[Stored entries]
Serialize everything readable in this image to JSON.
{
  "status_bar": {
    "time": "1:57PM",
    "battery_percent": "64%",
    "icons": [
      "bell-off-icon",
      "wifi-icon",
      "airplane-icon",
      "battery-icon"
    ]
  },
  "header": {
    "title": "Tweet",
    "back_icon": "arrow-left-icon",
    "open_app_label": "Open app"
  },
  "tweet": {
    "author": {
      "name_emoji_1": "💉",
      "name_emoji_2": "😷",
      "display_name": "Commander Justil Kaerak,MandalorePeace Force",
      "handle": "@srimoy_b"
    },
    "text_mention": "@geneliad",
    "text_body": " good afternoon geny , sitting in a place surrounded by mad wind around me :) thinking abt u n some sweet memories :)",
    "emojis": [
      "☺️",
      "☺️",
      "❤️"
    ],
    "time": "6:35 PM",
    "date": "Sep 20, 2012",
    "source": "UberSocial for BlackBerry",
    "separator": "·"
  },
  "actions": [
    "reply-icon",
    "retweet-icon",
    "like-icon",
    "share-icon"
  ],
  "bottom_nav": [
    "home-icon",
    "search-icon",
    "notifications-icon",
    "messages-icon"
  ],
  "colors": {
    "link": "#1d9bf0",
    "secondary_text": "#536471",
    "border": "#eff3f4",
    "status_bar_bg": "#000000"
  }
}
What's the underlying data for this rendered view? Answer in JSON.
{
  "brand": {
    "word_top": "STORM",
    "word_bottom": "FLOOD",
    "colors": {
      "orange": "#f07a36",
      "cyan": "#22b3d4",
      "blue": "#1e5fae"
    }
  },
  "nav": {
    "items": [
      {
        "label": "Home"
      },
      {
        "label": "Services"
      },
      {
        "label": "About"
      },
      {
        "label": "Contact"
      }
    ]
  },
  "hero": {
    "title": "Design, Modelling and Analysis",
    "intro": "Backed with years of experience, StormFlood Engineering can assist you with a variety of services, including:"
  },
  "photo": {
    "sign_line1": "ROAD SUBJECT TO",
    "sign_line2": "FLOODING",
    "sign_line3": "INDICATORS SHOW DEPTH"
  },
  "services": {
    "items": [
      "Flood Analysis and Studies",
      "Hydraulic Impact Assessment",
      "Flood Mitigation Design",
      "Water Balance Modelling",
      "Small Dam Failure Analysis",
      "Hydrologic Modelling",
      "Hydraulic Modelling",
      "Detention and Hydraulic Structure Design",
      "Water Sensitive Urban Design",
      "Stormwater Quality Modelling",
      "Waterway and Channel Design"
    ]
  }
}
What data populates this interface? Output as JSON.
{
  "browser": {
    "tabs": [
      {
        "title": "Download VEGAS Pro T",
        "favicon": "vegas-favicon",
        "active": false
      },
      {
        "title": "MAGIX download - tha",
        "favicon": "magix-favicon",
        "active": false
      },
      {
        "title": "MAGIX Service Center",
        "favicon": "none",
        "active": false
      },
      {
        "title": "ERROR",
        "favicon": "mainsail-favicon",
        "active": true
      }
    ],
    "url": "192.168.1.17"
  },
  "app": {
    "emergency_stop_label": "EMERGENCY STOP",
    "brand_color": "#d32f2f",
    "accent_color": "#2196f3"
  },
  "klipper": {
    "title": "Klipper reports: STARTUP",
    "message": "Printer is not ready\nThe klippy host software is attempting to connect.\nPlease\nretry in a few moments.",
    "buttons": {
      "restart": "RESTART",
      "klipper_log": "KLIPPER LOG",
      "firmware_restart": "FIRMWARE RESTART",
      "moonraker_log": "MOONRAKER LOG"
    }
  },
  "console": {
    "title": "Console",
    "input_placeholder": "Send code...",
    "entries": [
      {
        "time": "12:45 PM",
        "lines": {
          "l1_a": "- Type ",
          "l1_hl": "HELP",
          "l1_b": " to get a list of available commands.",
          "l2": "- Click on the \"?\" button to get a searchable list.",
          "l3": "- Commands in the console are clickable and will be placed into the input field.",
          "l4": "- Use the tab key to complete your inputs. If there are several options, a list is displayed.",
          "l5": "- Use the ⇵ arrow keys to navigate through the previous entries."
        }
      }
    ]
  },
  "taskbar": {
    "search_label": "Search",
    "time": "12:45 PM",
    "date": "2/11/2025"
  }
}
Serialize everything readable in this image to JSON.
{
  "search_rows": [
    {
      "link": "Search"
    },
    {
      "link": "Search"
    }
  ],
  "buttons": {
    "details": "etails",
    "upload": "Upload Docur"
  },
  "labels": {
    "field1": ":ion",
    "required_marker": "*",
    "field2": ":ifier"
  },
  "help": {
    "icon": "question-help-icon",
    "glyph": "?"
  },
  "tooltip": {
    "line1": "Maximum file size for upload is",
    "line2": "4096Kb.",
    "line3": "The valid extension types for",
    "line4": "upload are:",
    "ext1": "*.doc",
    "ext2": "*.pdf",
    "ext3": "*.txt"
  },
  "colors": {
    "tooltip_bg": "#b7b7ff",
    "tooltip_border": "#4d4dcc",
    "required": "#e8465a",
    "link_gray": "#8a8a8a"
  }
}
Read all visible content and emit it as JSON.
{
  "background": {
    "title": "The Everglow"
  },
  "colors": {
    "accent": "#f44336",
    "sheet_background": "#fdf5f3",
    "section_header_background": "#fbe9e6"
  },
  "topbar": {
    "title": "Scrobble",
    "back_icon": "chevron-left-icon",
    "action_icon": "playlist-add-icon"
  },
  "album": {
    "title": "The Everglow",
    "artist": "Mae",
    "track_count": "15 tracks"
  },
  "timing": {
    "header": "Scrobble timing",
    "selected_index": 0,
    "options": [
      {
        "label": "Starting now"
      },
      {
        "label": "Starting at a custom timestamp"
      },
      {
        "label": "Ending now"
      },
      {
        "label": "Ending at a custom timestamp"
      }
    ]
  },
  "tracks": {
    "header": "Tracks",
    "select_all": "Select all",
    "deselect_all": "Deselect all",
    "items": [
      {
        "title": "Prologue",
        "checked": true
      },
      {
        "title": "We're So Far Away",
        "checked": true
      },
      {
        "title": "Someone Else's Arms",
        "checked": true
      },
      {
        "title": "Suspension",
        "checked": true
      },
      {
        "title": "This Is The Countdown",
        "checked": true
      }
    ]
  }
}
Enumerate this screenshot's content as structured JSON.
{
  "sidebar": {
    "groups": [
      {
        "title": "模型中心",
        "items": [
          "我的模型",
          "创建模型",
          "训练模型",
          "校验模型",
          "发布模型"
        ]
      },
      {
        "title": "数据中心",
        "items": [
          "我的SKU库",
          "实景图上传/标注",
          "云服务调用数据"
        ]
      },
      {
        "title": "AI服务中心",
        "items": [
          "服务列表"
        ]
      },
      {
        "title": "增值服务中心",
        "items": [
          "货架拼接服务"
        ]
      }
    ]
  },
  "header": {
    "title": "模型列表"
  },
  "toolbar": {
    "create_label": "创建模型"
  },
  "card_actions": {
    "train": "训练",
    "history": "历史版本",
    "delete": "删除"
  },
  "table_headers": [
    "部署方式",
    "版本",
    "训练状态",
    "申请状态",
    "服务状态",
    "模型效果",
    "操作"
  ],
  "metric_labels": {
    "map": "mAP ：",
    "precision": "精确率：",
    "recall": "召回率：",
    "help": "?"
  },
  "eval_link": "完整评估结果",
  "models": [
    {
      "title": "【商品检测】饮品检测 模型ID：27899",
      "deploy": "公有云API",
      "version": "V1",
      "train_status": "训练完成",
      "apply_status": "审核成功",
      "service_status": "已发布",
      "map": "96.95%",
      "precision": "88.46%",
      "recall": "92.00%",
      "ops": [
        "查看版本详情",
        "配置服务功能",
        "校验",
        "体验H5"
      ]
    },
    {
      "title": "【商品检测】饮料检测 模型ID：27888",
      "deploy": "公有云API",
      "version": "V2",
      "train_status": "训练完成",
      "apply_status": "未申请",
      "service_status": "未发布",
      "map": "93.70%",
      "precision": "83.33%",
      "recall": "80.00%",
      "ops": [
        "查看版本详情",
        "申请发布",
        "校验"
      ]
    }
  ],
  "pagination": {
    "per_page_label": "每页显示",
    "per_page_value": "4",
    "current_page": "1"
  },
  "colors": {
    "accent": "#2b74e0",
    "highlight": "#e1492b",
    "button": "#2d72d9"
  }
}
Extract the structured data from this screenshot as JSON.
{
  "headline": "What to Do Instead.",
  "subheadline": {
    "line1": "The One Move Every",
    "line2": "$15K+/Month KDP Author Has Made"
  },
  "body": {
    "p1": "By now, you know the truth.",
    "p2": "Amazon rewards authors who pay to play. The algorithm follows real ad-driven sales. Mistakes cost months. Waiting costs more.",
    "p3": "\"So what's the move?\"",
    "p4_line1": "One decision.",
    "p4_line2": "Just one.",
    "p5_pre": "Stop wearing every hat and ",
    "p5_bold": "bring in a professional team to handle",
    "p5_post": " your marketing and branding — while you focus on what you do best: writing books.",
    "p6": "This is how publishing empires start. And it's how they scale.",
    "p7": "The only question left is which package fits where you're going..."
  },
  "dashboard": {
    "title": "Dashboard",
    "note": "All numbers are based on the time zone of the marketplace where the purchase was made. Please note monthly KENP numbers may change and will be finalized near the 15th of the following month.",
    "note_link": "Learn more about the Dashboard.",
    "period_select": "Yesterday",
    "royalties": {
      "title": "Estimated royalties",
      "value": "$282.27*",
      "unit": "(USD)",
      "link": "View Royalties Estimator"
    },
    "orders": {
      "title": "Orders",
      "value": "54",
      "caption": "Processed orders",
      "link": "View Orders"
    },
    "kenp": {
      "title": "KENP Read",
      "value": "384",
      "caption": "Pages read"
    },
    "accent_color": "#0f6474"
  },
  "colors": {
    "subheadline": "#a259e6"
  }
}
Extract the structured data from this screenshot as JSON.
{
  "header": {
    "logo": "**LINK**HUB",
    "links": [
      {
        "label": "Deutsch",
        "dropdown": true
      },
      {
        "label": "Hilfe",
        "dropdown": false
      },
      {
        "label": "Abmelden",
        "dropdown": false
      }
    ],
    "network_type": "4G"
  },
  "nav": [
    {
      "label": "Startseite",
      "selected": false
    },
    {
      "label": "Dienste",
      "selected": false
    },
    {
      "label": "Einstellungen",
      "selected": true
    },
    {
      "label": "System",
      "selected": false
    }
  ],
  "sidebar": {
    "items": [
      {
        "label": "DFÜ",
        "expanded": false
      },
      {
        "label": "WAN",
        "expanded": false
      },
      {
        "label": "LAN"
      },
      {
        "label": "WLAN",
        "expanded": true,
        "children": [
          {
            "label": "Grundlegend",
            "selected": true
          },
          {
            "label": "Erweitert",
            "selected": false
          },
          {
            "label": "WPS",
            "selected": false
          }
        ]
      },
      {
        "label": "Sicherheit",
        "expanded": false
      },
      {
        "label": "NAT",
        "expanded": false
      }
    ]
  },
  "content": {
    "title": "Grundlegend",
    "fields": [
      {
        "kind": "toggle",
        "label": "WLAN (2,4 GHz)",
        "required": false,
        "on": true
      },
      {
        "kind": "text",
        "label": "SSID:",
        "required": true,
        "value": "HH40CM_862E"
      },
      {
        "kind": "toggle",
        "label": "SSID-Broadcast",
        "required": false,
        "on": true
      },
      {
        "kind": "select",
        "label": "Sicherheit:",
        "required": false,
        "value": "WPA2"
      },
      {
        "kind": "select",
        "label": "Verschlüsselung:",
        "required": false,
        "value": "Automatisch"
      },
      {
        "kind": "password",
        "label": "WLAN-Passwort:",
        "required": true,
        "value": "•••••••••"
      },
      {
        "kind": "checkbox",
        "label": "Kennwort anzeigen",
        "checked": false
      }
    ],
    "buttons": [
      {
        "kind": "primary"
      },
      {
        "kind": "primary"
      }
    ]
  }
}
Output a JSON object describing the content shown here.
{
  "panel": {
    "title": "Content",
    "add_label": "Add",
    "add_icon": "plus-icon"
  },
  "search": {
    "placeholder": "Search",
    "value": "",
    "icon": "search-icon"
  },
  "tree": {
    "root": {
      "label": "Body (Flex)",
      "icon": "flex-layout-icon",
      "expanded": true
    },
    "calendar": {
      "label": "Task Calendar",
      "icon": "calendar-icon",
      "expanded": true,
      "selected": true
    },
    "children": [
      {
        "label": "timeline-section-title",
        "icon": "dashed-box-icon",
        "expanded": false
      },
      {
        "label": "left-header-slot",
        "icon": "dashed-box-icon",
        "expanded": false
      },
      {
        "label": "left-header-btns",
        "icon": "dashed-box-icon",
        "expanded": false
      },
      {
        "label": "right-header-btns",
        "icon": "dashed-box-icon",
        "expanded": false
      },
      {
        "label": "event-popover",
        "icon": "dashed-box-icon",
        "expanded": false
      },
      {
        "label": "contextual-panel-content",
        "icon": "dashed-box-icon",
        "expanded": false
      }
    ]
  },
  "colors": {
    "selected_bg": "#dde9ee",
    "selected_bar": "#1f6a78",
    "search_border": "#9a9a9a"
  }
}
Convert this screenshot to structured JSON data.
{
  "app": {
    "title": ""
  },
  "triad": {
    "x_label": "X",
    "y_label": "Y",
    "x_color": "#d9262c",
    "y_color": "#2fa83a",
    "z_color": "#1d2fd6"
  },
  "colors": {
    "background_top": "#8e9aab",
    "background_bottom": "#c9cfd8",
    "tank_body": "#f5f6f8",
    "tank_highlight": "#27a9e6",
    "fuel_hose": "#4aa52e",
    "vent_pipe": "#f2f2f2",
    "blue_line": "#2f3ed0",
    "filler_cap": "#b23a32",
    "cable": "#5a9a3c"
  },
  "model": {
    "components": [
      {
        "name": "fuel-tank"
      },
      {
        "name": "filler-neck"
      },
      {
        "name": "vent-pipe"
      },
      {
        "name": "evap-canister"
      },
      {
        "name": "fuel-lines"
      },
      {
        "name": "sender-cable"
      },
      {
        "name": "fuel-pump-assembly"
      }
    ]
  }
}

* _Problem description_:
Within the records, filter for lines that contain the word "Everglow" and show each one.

* _Solution to this exercise_:
    "title": "The Everglow"
    "title": "The Everglow",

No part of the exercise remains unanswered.